Exercise requirements:
Without the images, print all the entries below exactly as given.

Excerpts from an interface dataset
========

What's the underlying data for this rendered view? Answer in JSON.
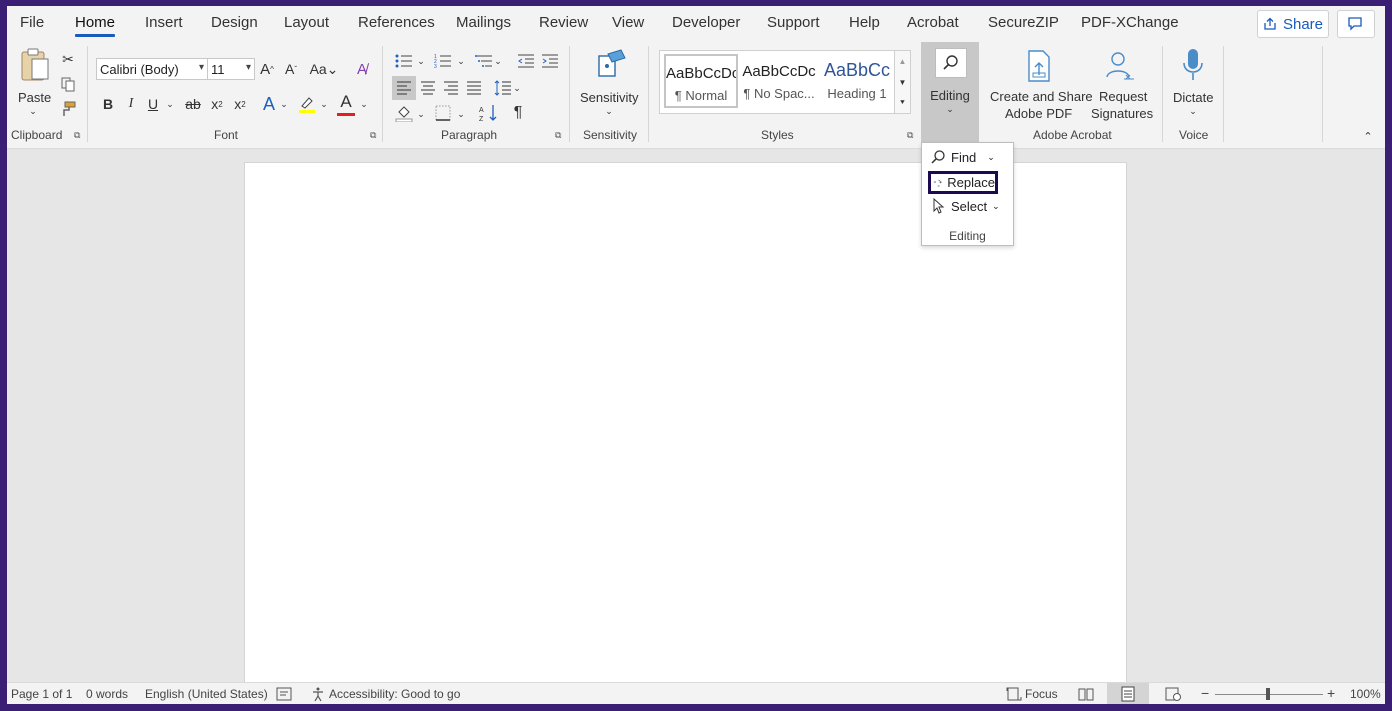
{
  "tabs": [
    "File",
    "Home",
    "Insert",
    "Design",
    "Layout",
    "References",
    "Mailings",
    "Review",
    "View",
    "Developer",
    "Support",
    "Help",
    "Acrobat",
    "SecureZIP",
    "PDF-XChange"
  ],
  "active_tab": "Home",
  "share_label": "Share",
  "clipboard": {
    "paste_label": "Paste",
    "group_label": "Clipboard"
  },
  "font": {
    "name": "Calibri (Body)",
    "size": "11",
    "group_label": "Font"
  },
  "paragraph": {
    "group_label": "Paragraph"
  },
  "sensitivity": {
    "label": "Sensitivity",
    "group_label": "Sensitivity"
  },
  "styles": {
    "group_label": "Styles",
    "items": [
      {
        "sample": "AaBbCcDc",
        "name": "¶ Normal"
      },
      {
        "sample": "AaBbCcDc",
        "name": "¶ No Spac..."
      },
      {
        "sample": "AaBbCc",
        "name": "Heading 1"
      }
    ]
  },
  "editing": {
    "label": "Editing",
    "group_label": "Editing"
  },
  "acrobat": {
    "create_label": "Create and Share",
    "create_label2": "Adobe PDF",
    "request_label": "Request",
    "request_label2": "Signatures",
    "group_label": "Adobe Acrobat"
  },
  "voice": {
    "dictate_label": "Dictate",
    "group_label": "Voice"
  },
  "dropdown": {
    "find": "Find",
    "replace": "Replace",
    "select": "Select",
    "group_label": "Editing"
  },
  "status": {
    "page": "Page 1 of 1",
    "words": "0 words",
    "language": "English (United States)",
    "accessibility": "Accessibility: Good to go",
    "focus": "Focus",
    "zoom": "100%"
  },
  "colors": {
    "accent": "#185abd",
    "highlight_border": "#1b0a52",
    "frame": "#3a1f75"
  }
}
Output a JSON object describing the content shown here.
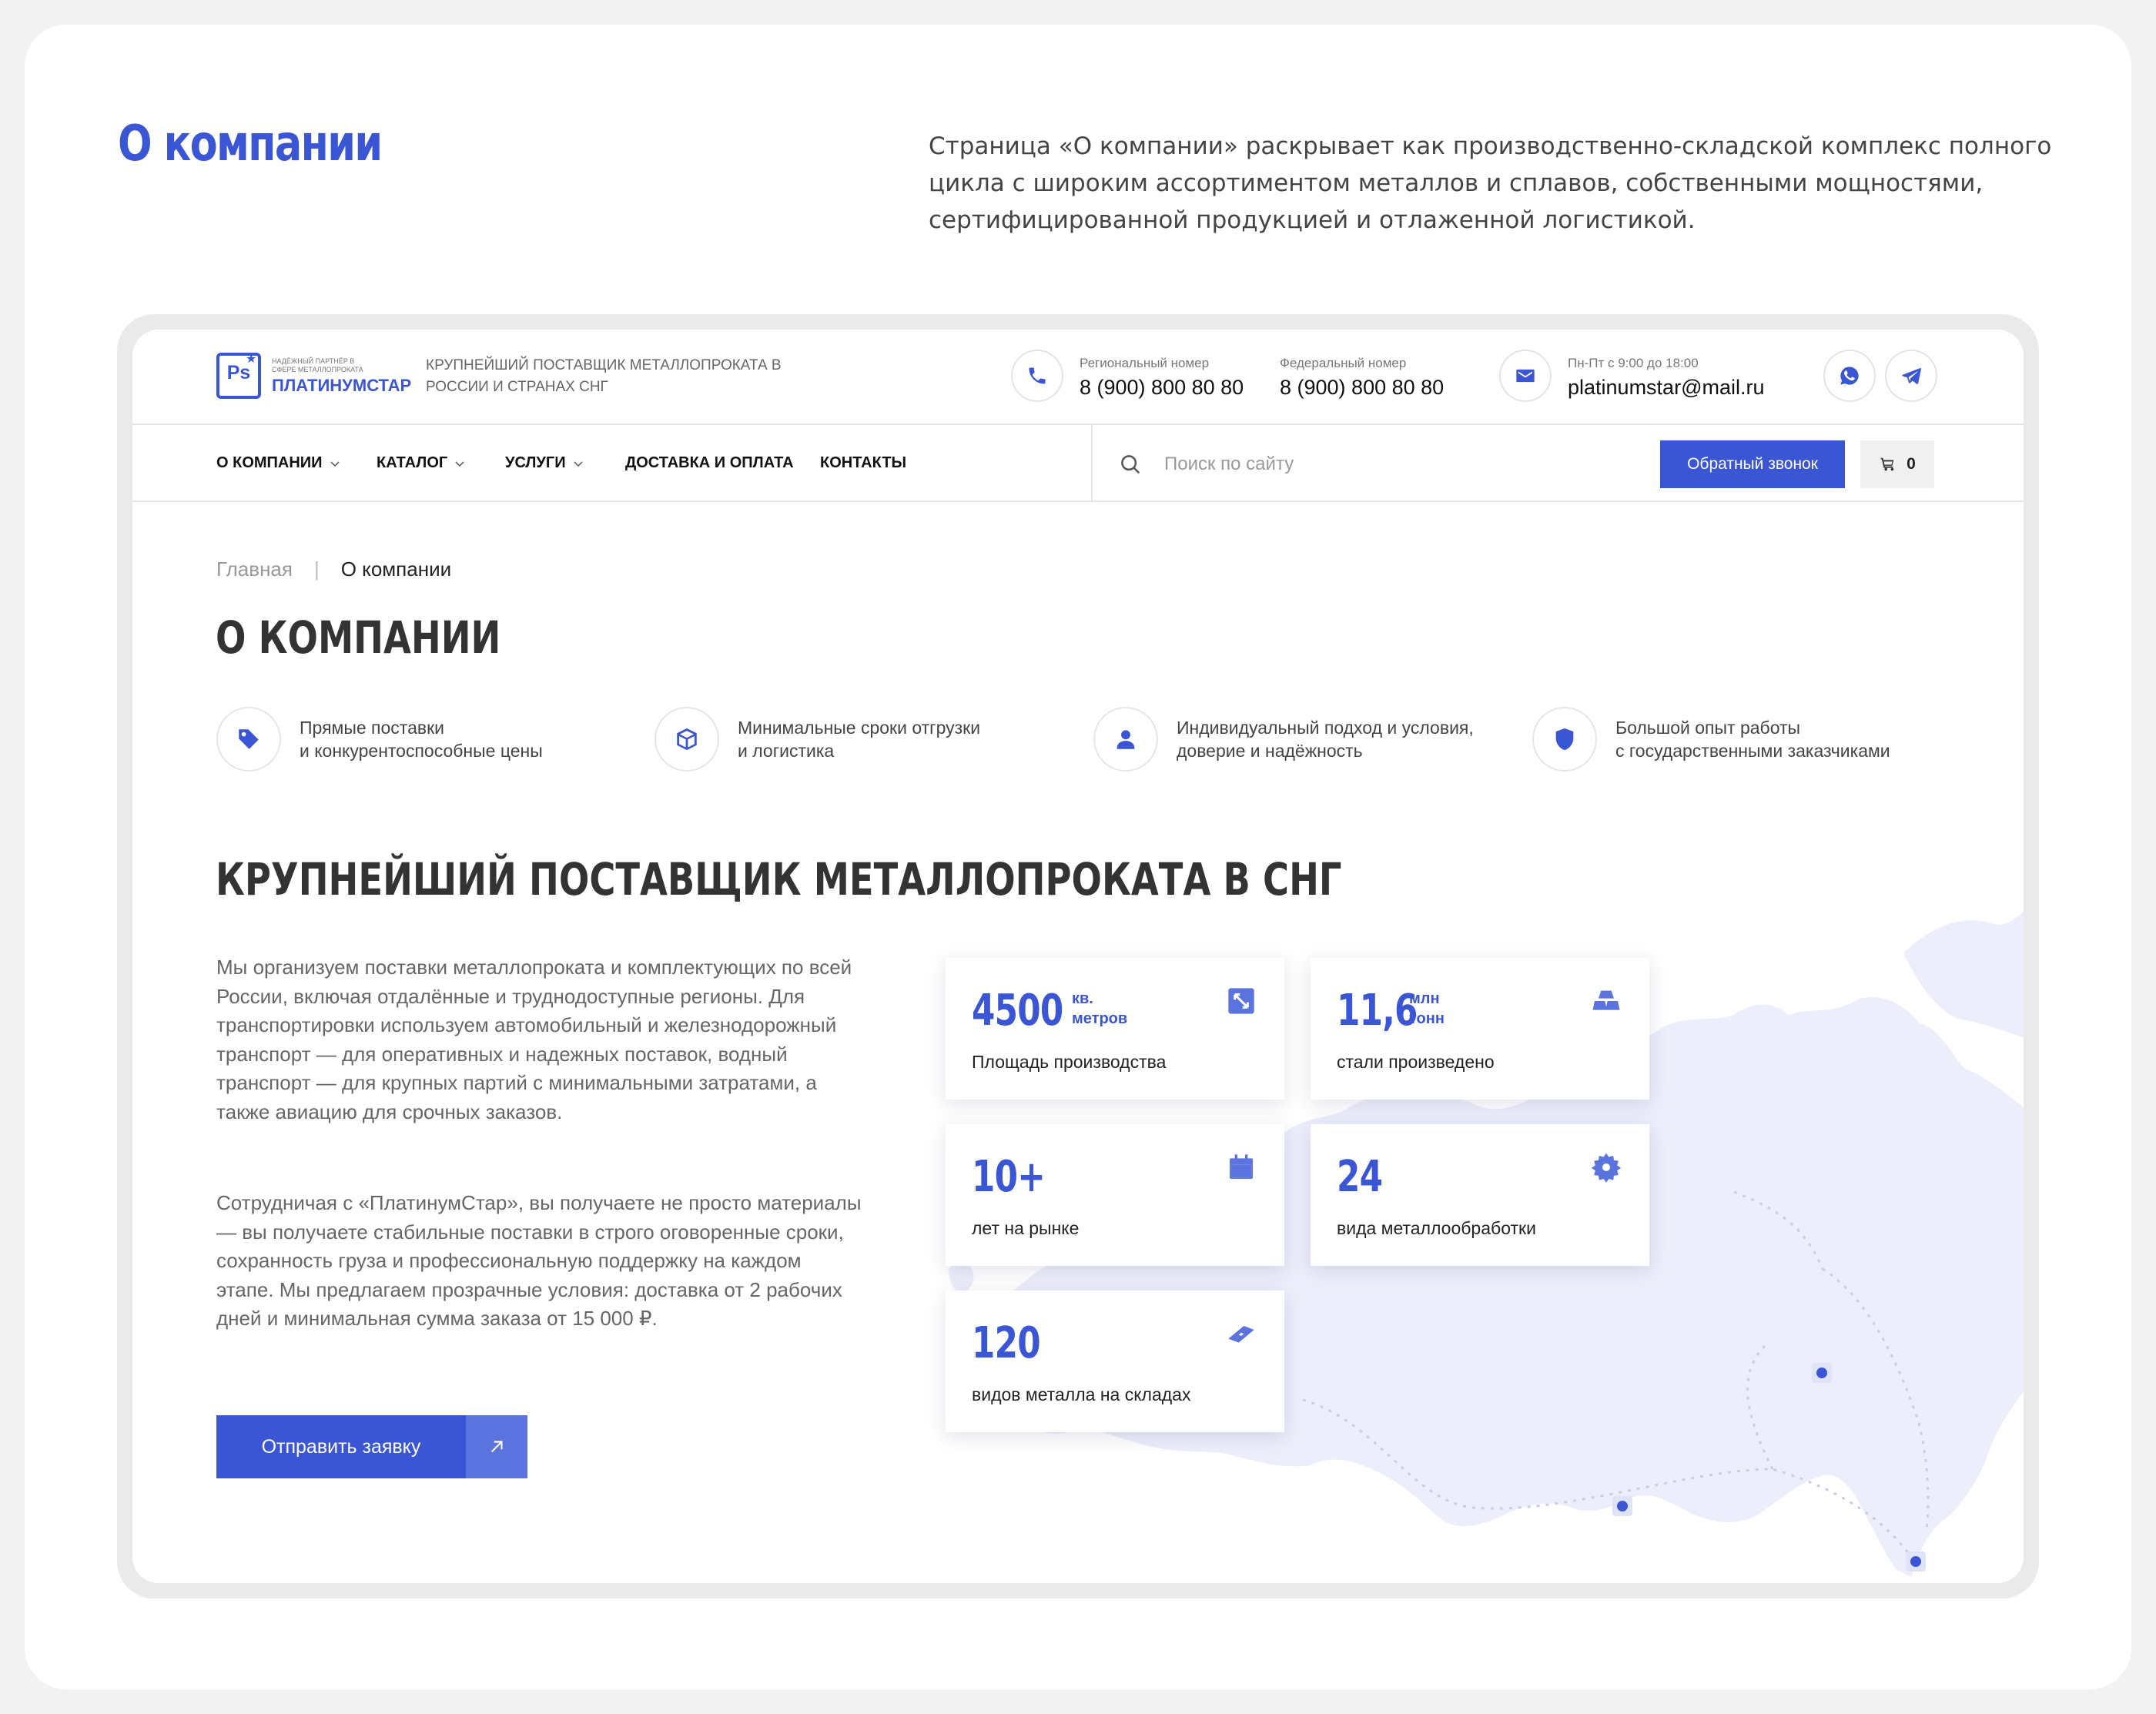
{
  "hero": {
    "title": "О компании",
    "description": "Страница «О компании» раскрывает как производственно-складской комплекс полного цикла с широким ассортиментом металлов и сплавов, собственными мощностями, сертифицированной продукцией и отлаженной логистикой."
  },
  "header": {
    "logo_tagline": "Надёжный партнёр в сфере металлопроката",
    "logo_name": "ПЛАТИНУМСТАР",
    "logo_mark": "Ps",
    "tagline": "Крупнейший поставщик металлопроката в России и странах СНГ",
    "regional_label": "Региональный номер",
    "regional_phone": "8 (900) 800 80 80",
    "federal_label": "Федеральный номер",
    "federal_phone": "8 (900) 800 80 80",
    "hours_label": "Пн-Пт с 9:00 до 18:00",
    "email": "platinumstar@mail.ru"
  },
  "nav": {
    "items": [
      {
        "label": "О КОМПАНИИ",
        "dropdown": true
      },
      {
        "label": "КАТАЛОГ",
        "dropdown": true
      },
      {
        "label": "УСЛУГИ",
        "dropdown": true
      },
      {
        "label": "ДОСТАВКА И ОПЛАТА",
        "dropdown": false
      },
      {
        "label": "КОНТАКТЫ",
        "dropdown": false
      }
    ],
    "search_placeholder": "Поиск по сайту",
    "callback_label": "Обратный звонок",
    "cart_count": "0"
  },
  "breadcrumb": {
    "home": "Главная",
    "separator": "|",
    "current": "О компании"
  },
  "page_title": "О КОМПАНИИ",
  "features": [
    {
      "icon": "tag-icon",
      "line1": "Прямые поставки",
      "line2": "и конкурентоспособные цены"
    },
    {
      "icon": "cube-icon",
      "line1": "Минимальные сроки отгрузки",
      "line2": "и логистика"
    },
    {
      "icon": "user-icon",
      "line1": "Индивидуальный подход и условия,",
      "line2": "доверие и надёжность"
    },
    {
      "icon": "shield-icon",
      "line1": "Большой опыт работы",
      "line2": "с государственными заказчиками"
    }
  ],
  "section_title": "КРУПНЕЙШИЙ  ПОСТАВЩИК МЕТАЛЛОПРОКАТА В СНГ",
  "paragraphs": [
    "Мы организуем поставки металлопроката и комплектующих по всей России, включая отдалённые и труднодоступные регионы. Для транспортировки используем автомобильный и железнодорожный транспорт — для оперативных и надежных поставок, водный транспорт — для крупных партий с минимальными затратами, а также авиацию для срочных заказов.",
    "Сотрудничая с «ПлатинумСтар», вы получаете не просто материалы — вы получаете стабильные поставки в строго оговоренные сроки, сохранность груза и профессиональную поддержку на каждом этапе. Мы предлагаем прозрачные условия: доставка от 2 рабочих дней и минимальная сумма заказа от 15 000 ₽."
  ],
  "submit_label": "Отправить заявку",
  "stats": [
    {
      "value": "4500",
      "unit1": "кв.",
      "unit2": "метров",
      "label": "Площадь производства",
      "icon": "expand-icon"
    },
    {
      "value": "11,6",
      "unit1": "млн",
      "unit2": "тонн",
      "label": "стали произведено",
      "icon": "ingots-icon"
    },
    {
      "value": "10+",
      "unit1": "",
      "unit2": "",
      "label": "лет на рынке",
      "icon": "calendar-icon"
    },
    {
      "value": "24",
      "unit1": "",
      "unit2": "",
      "label": "вида металлообработки",
      "icon": "saw-blade-icon"
    },
    {
      "value": "120",
      "unit1": "",
      "unit2": "",
      "label": "видов металла на складах",
      "icon": "metal-bar-icon"
    }
  ],
  "colors": {
    "accent": "#3a56d4",
    "accent_light": "#5a73de",
    "map_fill": "#eceefb",
    "background": "#f2f2f2"
  }
}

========

Result:
What's the underlying data for this rendered view? Answer in JSON.
{
  "tabs": [
    "File",
    "Home",
    "Insert",
    "Design",
    "Layout",
    "References",
    "Mailings",
    "Review",
    "View",
    "Developer",
    "Support",
    "Help",
    "Acrobat",
    "SecureZIP",
    "PDF-XChange"
  ],
  "active_tab": "Home",
  "share_label": "Share",
  "clipboard": {
    "paste_label": "Paste",
    "group_label": "Clipboard"
  },
  "font": {
    "name": "Calibri (Body)",
    "size": "11",
    "group_label": "Font"
  },
  "paragraph": {
    "group_label": "Paragraph"
  },
  "sensitivity": {
    "label": "Sensitivity",
    "group_label": "Sensitivity"
  },
  "styles": {
    "group_label": "Styles",
    "items": [
      {
        "sample": "AaBbCcDc",
        "name": "¶ Normal"
      },
      {
        "sample": "AaBbCcDc",
        "name": "¶ No Spac..."
      },
      {
        "sample": "AaBbCc",
        "name": "Heading 1"
      }
    ]
  },
  "editing": {
    "label": "Editing",
    "group_label": "Editing"
  },
  "acrobat": {
    "create_label": "Create and Share",
    "create_label2": "Adobe PDF",
    "request_label": "Request",
    "request_label2": "Signatures",
    "group_label": "Adobe Acrobat"
  },
  "voice": {
    "dictate_label": "Dictate",
    "group_label": "Voice"
  },
  "dropdown": {
    "find": "Find",
    "replace": "Replace",
    "select": "Select",
    "group_label": "Editing"
  },
  "status": {
    "page": "Page 1 of 1",
    "words": "0 words",
    "language": "English (United States)",
    "accessibility": "Accessibility: Good to go",
    "focus": "Focus",
    "zoom": "100%"
  },
  "colors": {
    "accent": "#185abd",
    "highlight_border": "#1b0a52",
    "frame": "#3a1f75"
  }
}
Output a JSON object describing the content shown here.
{
  "hero": {
    "title": "О компании",
    "description": "Страница «О компании» раскрывает как производственно-складской комплекс полного цикла с широким ассортиментом металлов и сплавов, собственными мощностями, сертифицированной продукцией и отлаженной логистикой."
  },
  "header": {
    "logo_tagline": "Надёжный партнёр в сфере металлопроката",
    "logo_name": "ПЛАТИНУМСТАР",
    "logo_mark": "Ps",
    "tagline": "Крупнейший поставщик металлопроката в России и странах СНГ",
    "regional_label": "Региональный номер",
    "regional_phone": "8 (900) 800 80 80",
    "federal_label": "Федеральный номер",
    "federal_phone": "8 (900) 800 80 80",
    "hours_label": "Пн-Пт с 9:00 до 18:00",
    "email": "platinumstar@mail.ru"
  },
  "nav": {
    "items": [
      {
        "label": "О КОМПАНИИ",
        "dropdown": true
      },
      {
        "label": "КАТАЛОГ",
        "dropdown": true
      },
      {
        "label": "УСЛУГИ",
        "dropdown": true
      },
      {
        "label": "ДОСТАВКА И ОПЛАТА",
        "dropdown": false
      },
      {
        "label": "КОНТАКТЫ",
        "dropdown": false
      }
    ],
    "search_placeholder": "Поиск по сайту",
    "callback_label": "Обратный звонок",
    "cart_count": "0"
  },
  "breadcrumb": {
    "home": "Главная",
    "separator": "|",
    "current": "О компании"
  },
  "page_title": "О КОМПАНИИ",
  "features": [
    {
      "icon": "tag-icon",
      "line1": "Прямые поставки",
      "line2": "и конкурентоспособные цены"
    },
    {
      "icon": "cube-icon",
      "line1": "Минимальные сроки отгрузки",
      "line2": "и логистика"
    },
    {
      "icon": "user-icon",
      "line1": "Индивидуальный подход и условия,",
      "line2": "доверие и надёжность"
    },
    {
      "icon": "shield-icon",
      "line1": "Большой опыт работы",
      "line2": "с государственными заказчиками"
    }
  ],
  "section_title": "КРУПНЕЙШИЙ  ПОСТАВЩИК МЕТАЛЛОПРОКАТА В СНГ",
  "paragraphs": [
    "Мы организуем поставки металлопроката и комплектующих по всей России, включая отдалённые и труднодоступные регионы. Для транспортировки используем автомобильный и железнодорожный транспорт — для оперативных и надежных поставок, водный транспорт — для крупных партий с минимальными затратами, а также авиацию для срочных заказов.",
    "Сотрудничая с «ПлатинумСтар», вы получаете не просто материалы — вы получаете стабильные поставки в строго оговоренные сроки, сохранность груза и профессиональную поддержку на каждом этапе. Мы предлагаем прозрачные условия: доставка от 2 рабочих дней и минимальная сумма заказа от 15 000 ₽."
  ],
  "submit_label": "Отправить заявку",
  "stats": [
    {
      "value": "4500",
      "unit1": "кв.",
      "unit2": "метров",
      "label": "Площадь производства",
      "icon": "expand-icon"
    },
    {
      "value": "11,6",
      "unit1": "млн",
      "unit2": "тонн",
      "label": "стали произведено",
      "icon": "ingots-icon"
    },
    {
      "value": "10+",
      "unit1": "",
      "unit2": "",
      "label": "лет на рынке",
      "icon": "calendar-icon"
    },
    {
      "value": "24",
      "unit1": "",
      "unit2": "",
      "label": "вида металлообработки",
      "icon": "saw-blade-icon"
    },
    {
      "value": "120",
      "unit1": "",
      "unit2": "",
      "label": "видов металла на складах",
      "icon": "metal-bar-icon"
    }
  ],
  "colors": {
    "accent": "#3a56d4",
    "accent_light": "#5a73de",
    "map_fill": "#eceefb",
    "background": "#f2f2f2"
  }
}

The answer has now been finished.